And we wonder why students have such trouble understanding the rules for student loans.
A common criticism of college financial aid programs is that students get into trouble with student loans because they don’t understand the rules for those loans. There are many, many programs available to keep loans manageable and even forgive some loans. “There’s zero reason for anybody to default on a student loan,” said Paul Combe, the President and CEO of American Student Assistance, one of America’s largest student loan guarantors. “There are enough remedies in this program to save anybody.”
And yet students often don’t hear about these services.
Even, apparently, if they’re listening to Education Secretary Arne Duncan. Duncan is an enthusiastic user of new media. He recently wrote a fun piece for BuzzFeed outlining nine things every college student needs to know.
Items include “Beer Is Not A Major Food Group,” “Consider Becoming A Teacher” and “Keep An Open Mind And Make New Friends.” He also mentioned that “Student Loans Will Need To Be Repaid.”
He did not, however, let students know that a really, really important factor in addressing that last point might be the programs the Department of Education has available to help students pay those loans. He didn’t mention the existence of the Income Based Repayment or Pay As Your Earn programs, which allow graduates to service their loans based on their incomes and exist specifically to keep debt manageable, or any of the loan forgiveness programs available.

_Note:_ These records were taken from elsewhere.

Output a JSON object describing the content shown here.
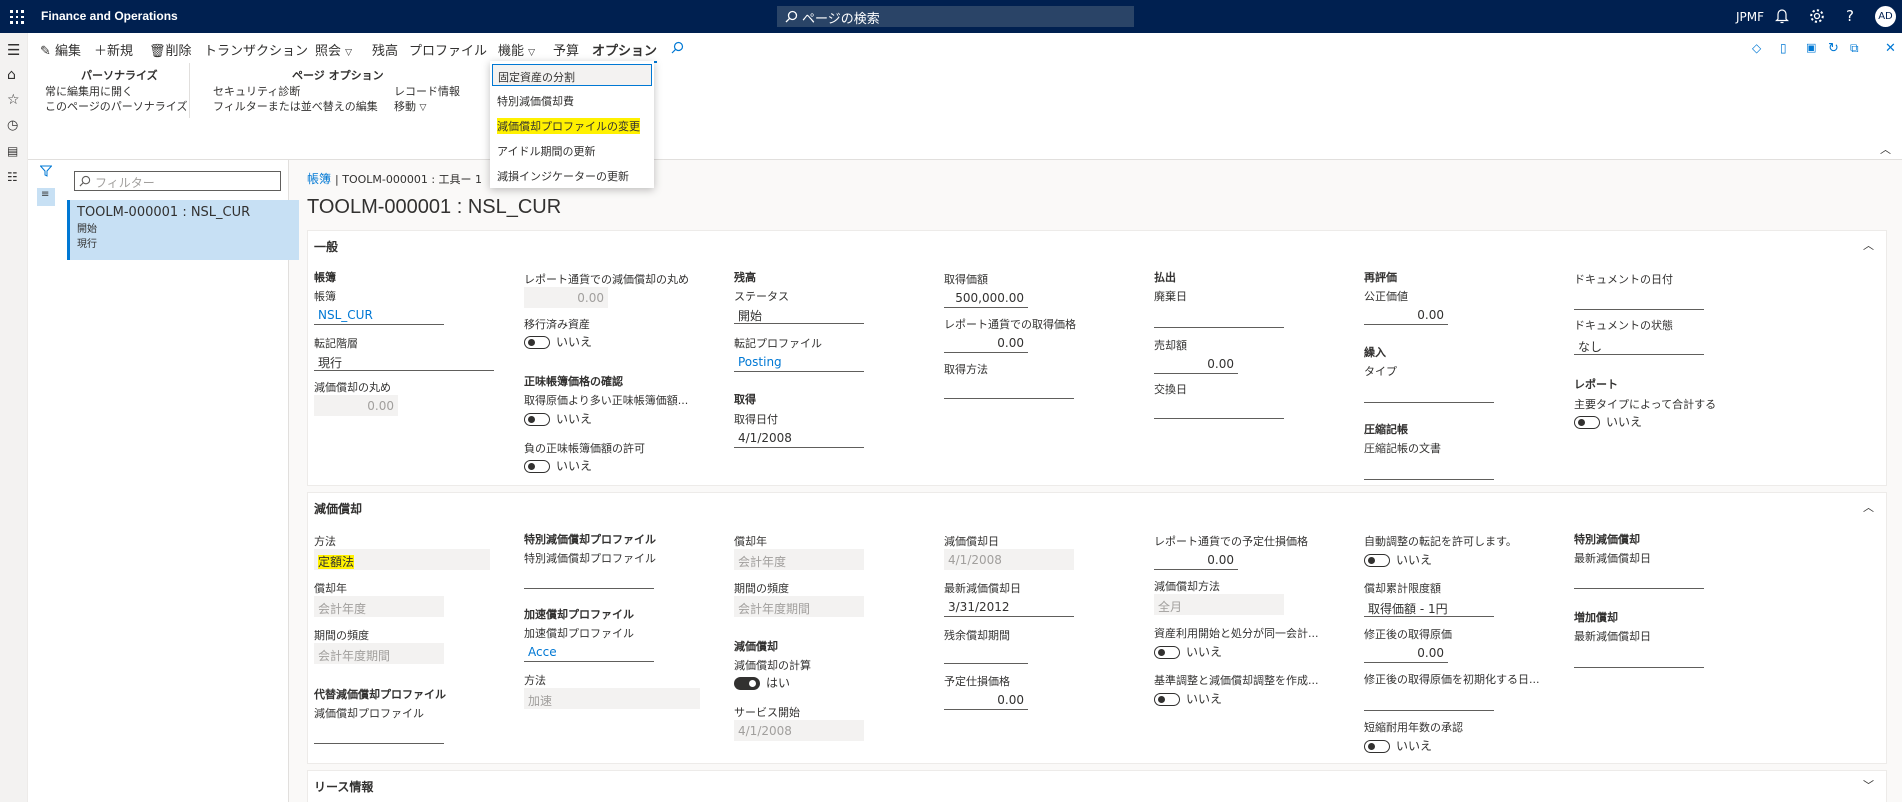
{
  "topbar": {
    "app_name": "Finance and Operations",
    "search_placeholder": "ページの検索",
    "company": "JPMF",
    "avatar": "AD"
  },
  "actions": {
    "edit": "編集",
    "new": "新規",
    "delete": "削除",
    "transaction": "トランザクション",
    "inquiry": "照会",
    "balance": "残高",
    "profile": "プロファイル",
    "function": "機能",
    "budget": "予算",
    "options": "オプション"
  },
  "options_pane": {
    "personalize_title": "パーソナライズ",
    "always_open_edit": "常に編集用に開く",
    "personalize_page": "このページのパーソナライズ",
    "page_options_title": "ページ オプション",
    "security_diagnostics": "セキュリティ診断",
    "filter_sort": "フィルターまたは並べ替えの編集",
    "record_info": "レコード情報",
    "move": "移動"
  },
  "function_menu": {
    "items": [
      "固定資産の分割",
      "特別減価償却費",
      "減価償却プロファイルの変更",
      "アイドル期間の更新",
      "減損インジケーターの更新"
    ]
  },
  "list": {
    "filter_placeholder": "フィルター",
    "item_title": "TOOLM-000001 : NSL_CUR",
    "item_line1": "開始",
    "item_line2": "現行"
  },
  "breadcrumb": {
    "link": "帳簿",
    "path": "TOOLM-000001 : 工具ー 1"
  },
  "page_title": "TOOLM-000001 : NSL_CUR",
  "general": {
    "title": "一般",
    "book_group": "帳簿",
    "book_label": "帳簿",
    "book_value": "NSL_CUR",
    "posting_layer_label": "転記階層",
    "posting_layer_value": "現行",
    "dep_rounding_label": "減価償却の丸め",
    "dep_rounding_value": "0.00",
    "report_rounding_label": "レポート通貨での減価償却の丸め",
    "report_rounding_value": "0.00",
    "migrated_label": "移行済み資産",
    "migrated_value": "いいえ",
    "nbv_group": "正味帳簿価格の確認",
    "nbv_greater_label": "取得原価より多い正味帳簿価額...",
    "nbv_greater_value": "いいえ",
    "nbv_negative_label": "負の正味帳簿価額の許可",
    "nbv_negative_value": "いいえ",
    "balance_group": "残高",
    "status_label": "ステータス",
    "status_value": "開始",
    "posting_profile_label": "転記プロファイル",
    "posting_profile_value": "Posting",
    "acq_group": "取得",
    "acq_date_label": "取得日付",
    "acq_date_value": "4/1/2008",
    "acq_price_label": "取得価額",
    "acq_price_value": "500,000.00",
    "report_acq_price_label": "レポート通貨での取得価格",
    "report_acq_price_value": "0.00",
    "acq_method_label": "取得方法",
    "acq_method_value": "",
    "disposal_group": "払出",
    "scrap_date_label": "廃棄日",
    "sale_amount_label": "売却額",
    "sale_amount_value": "0.00",
    "exchange_date_label": "交換日",
    "reval_group": "再評価",
    "fair_value_label": "公正価値",
    "fair_value_value": "0.00",
    "transfer_group": "繰入",
    "type_label": "タイプ",
    "compress_group": "圧縮記帳",
    "compress_doc_label": "圧縮記帳の文書",
    "doc_date_label": "ドキュメントの日付",
    "doc_status_label": "ドキュメントの状態",
    "doc_status_value": "なし",
    "report_group": "レポート",
    "sum_by_main_type_label": "主要タイプによって合計する",
    "sum_by_main_type_value": "いいえ"
  },
  "depreciation": {
    "title": "減価償却",
    "method_label": "方法",
    "method_value": "定額法",
    "dep_year_label": "償却年",
    "dep_year_value": "会計年度",
    "period_freq_label": "期間の頻度",
    "period_freq_value": "会計年度期間",
    "alt_group": "代替減価償却プロファイル",
    "alt_profile_label": "減価償却プロファイル",
    "special_group": "特別減価償却プロファイル",
    "special_profile_label": "特別減価償却プロファイル",
    "accel_group": "加速償却プロファイル",
    "accel_profile_label": "加速償却プロファイル",
    "accel_profile_value": "Acce",
    "accel_method_label": "方法",
    "accel_method_value": "加速",
    "dep_year2_label": "償却年",
    "dep_year2_value": "会計年度",
    "period_freq2_label": "期間の頻度",
    "period_freq2_value": "会計年度期間",
    "dep_group": "減価償却",
    "calc_dep_label": "減価償却の計算",
    "calc_dep_value": "はい",
    "service_start_label": "サービス開始",
    "service_start_value": "4/1/2008",
    "dep_date_label": "減価償却日",
    "dep_date_value": "4/1/2008",
    "last_dep_date_label": "最新減価償却日",
    "last_dep_date_value": "3/31/2012",
    "remaining_periods_label": "残余償却期間",
    "remaining_periods_value": "",
    "scrap_value_label": "予定仕損価格",
    "scrap_value_value": "0.00",
    "report_scrap_label": "レポート通貨での予定仕損価格",
    "report_scrap_value": "0.00",
    "dep_convention_label": "減価償却方法",
    "dep_convention_value": "全月",
    "same_period_label": "資産利用開始と処分が同一会計...",
    "same_period_value": "いいえ",
    "equity_adj_label": "基準調整と減価償却調整を作成...",
    "equity_adj_value": "いいえ",
    "auto_adj_label": "自動調整の転記を許可します。",
    "auto_adj_value": "いいえ",
    "max_dep_label": "償却累計限度額",
    "max_dep_value": "取得価額 - 1円",
    "revised_acq_label": "修正後の取得原価",
    "revised_acq_value": "0.00",
    "revised_init_label": "修正後の取得原価を初期化する日...",
    "short_life_label": "短縮耐用年数の承認",
    "short_life_value": "いいえ",
    "special_dep_group": "特別減価償却",
    "special_last_date_label": "最新減価償却日",
    "extra_dep_group": "増加償却",
    "extra_last_date_label": "最新減価償却日"
  },
  "lease": {
    "title": "リース情報"
  }
}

When Huffington Post education journalists asked why Duncan didn’t mention the programs, Cameron Brenchley, director of digital strategy for the Education Department, responded: “Always next time – particularly around graduation!”
This came one day after the Consumer Financial Protection Bureau bemoaned the fact that college graduates failed to take advantage of loan forgives and repayment options “because the programs are overly complicated and often confusing,” according to the Huffington Post.
Yes, there is “always next time,” but let’s not wait around until graduation to publicize this one. These are some of the most promising programs the Department of Education has available to heavily indebted students. Mention these things early and often.